▶ **SOURCE DATA**:
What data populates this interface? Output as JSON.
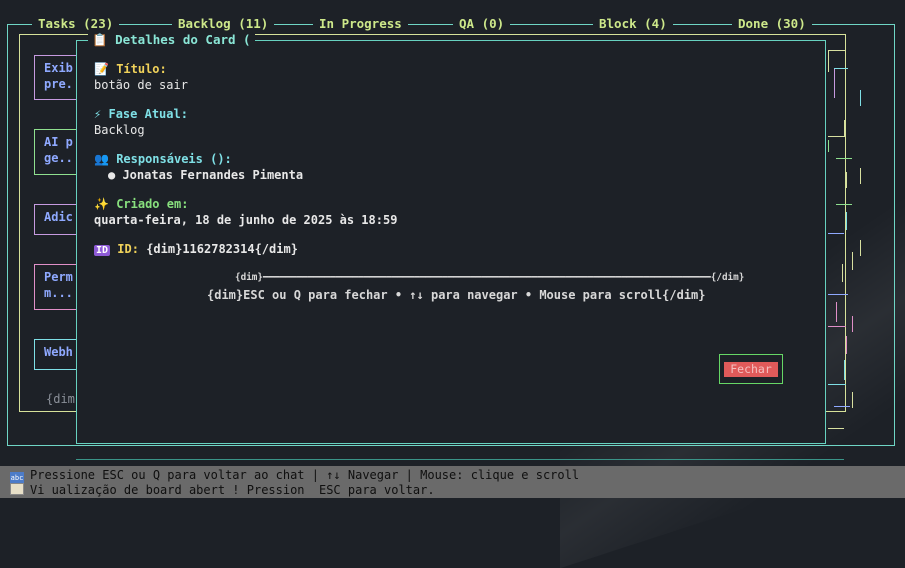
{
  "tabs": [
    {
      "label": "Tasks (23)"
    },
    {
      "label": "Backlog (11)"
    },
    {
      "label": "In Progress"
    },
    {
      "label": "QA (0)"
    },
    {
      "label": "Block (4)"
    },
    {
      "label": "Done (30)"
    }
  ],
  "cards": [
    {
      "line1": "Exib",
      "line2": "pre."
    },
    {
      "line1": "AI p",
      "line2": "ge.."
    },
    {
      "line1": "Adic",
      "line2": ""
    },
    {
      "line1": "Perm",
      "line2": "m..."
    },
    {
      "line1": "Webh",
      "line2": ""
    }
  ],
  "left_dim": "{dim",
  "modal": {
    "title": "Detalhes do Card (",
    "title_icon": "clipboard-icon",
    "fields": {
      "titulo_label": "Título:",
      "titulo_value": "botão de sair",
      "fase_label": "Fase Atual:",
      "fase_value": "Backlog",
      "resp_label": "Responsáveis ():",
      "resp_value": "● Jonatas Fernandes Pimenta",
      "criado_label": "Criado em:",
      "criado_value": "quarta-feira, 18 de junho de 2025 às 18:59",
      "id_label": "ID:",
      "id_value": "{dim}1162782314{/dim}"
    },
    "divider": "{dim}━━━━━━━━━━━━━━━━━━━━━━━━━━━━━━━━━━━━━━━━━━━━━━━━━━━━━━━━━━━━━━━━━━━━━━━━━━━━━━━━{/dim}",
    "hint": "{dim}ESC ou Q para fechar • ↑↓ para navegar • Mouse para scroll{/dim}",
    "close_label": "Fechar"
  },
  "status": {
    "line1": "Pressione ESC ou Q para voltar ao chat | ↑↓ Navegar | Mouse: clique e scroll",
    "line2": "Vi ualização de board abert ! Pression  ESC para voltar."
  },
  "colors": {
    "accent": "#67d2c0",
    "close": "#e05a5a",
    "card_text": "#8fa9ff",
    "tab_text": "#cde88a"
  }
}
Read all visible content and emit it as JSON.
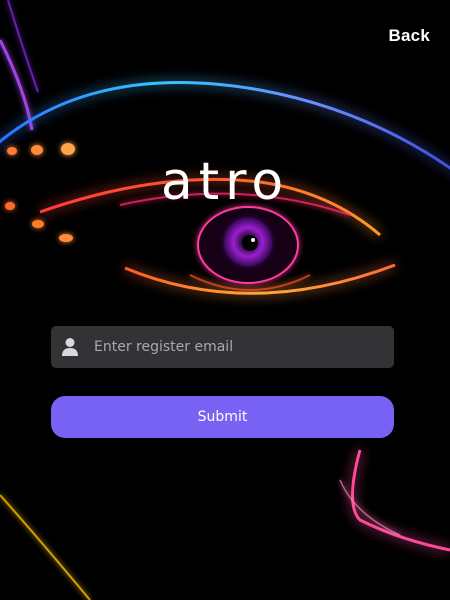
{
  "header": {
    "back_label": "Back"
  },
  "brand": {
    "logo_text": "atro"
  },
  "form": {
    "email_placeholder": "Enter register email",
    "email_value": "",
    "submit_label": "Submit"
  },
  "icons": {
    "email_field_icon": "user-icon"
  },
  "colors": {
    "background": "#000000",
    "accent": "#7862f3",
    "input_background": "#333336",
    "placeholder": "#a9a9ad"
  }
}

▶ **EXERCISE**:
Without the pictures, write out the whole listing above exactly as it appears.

▶ **RESPONSE BELOW**:
What data populates this interface? Output as JSON.
{
  "tabs": [
    {
      "label": "Tasks (23)"
    },
    {
      "label": "Backlog (11)"
    },
    {
      "label": "In Progress"
    },
    {
      "label": "QA (0)"
    },
    {
      "label": "Block (4)"
    },
    {
      "label": "Done (30)"
    }
  ],
  "cards": [
    {
      "line1": "Exib",
      "line2": "pre."
    },
    {
      "line1": "AI p",
      "line2": "ge.."
    },
    {
      "line1": "Adic",
      "line2": ""
    },
    {
      "line1": "Perm",
      "line2": "m..."
    },
    {
      "line1": "Webh",
      "line2": ""
    }
  ],
  "left_dim": "{dim",
  "modal": {
    "title": "Detalhes do Card (",
    "title_icon": "clipboard-icon",
    "fields": {
      "titulo_label": "Título:",
      "titulo_value": "botão de sair",
      "fase_label": "Fase Atual:",
      "fase_value": "Backlog",
      "resp_label": "Responsáveis ():",
      "resp_value": "● Jonatas Fernandes Pimenta",
      "criado_label": "Criado em:",
      "criado_value": "quarta-feira, 18 de junho de 2025 às 18:59",
      "id_label": "ID:",
      "id_value": "{dim}1162782314{/dim}"
    },
    "divider": "{dim}━━━━━━━━━━━━━━━━━━━━━━━━━━━━━━━━━━━━━━━━━━━━━━━━━━━━━━━━━━━━━━━━━━━━━━━━━━━━━━━━{/dim}",
    "hint": "{dim}ESC ou Q para fechar • ↑↓ para navegar • Mouse para scroll{/dim}",
    "close_label": "Fechar"
  },
  "status": {
    "line1": "Pressione ESC ou Q para voltar ao chat | ↑↓ Navegar | Mouse: clique e scroll",
    "line2": "Vi ualização de board abert ! Pression  ESC para voltar."
  },
  "colors": {
    "accent": "#67d2c0",
    "close": "#e05a5a",
    "card_text": "#8fa9ff",
    "tab_text": "#cde88a"
  }
}
Read all visible content and emit it as JSON.
{
  "header": {
    "back_label": "Back"
  },
  "brand": {
    "logo_text": "atro"
  },
  "form": {
    "email_placeholder": "Enter register email",
    "email_value": "",
    "submit_label": "Submit"
  },
  "icons": {
    "email_field_icon": "user-icon"
  },
  "colors": {
    "background": "#000000",
    "accent": "#7862f3",
    "input_background": "#333336",
    "placeholder": "#a9a9ad"
  }
}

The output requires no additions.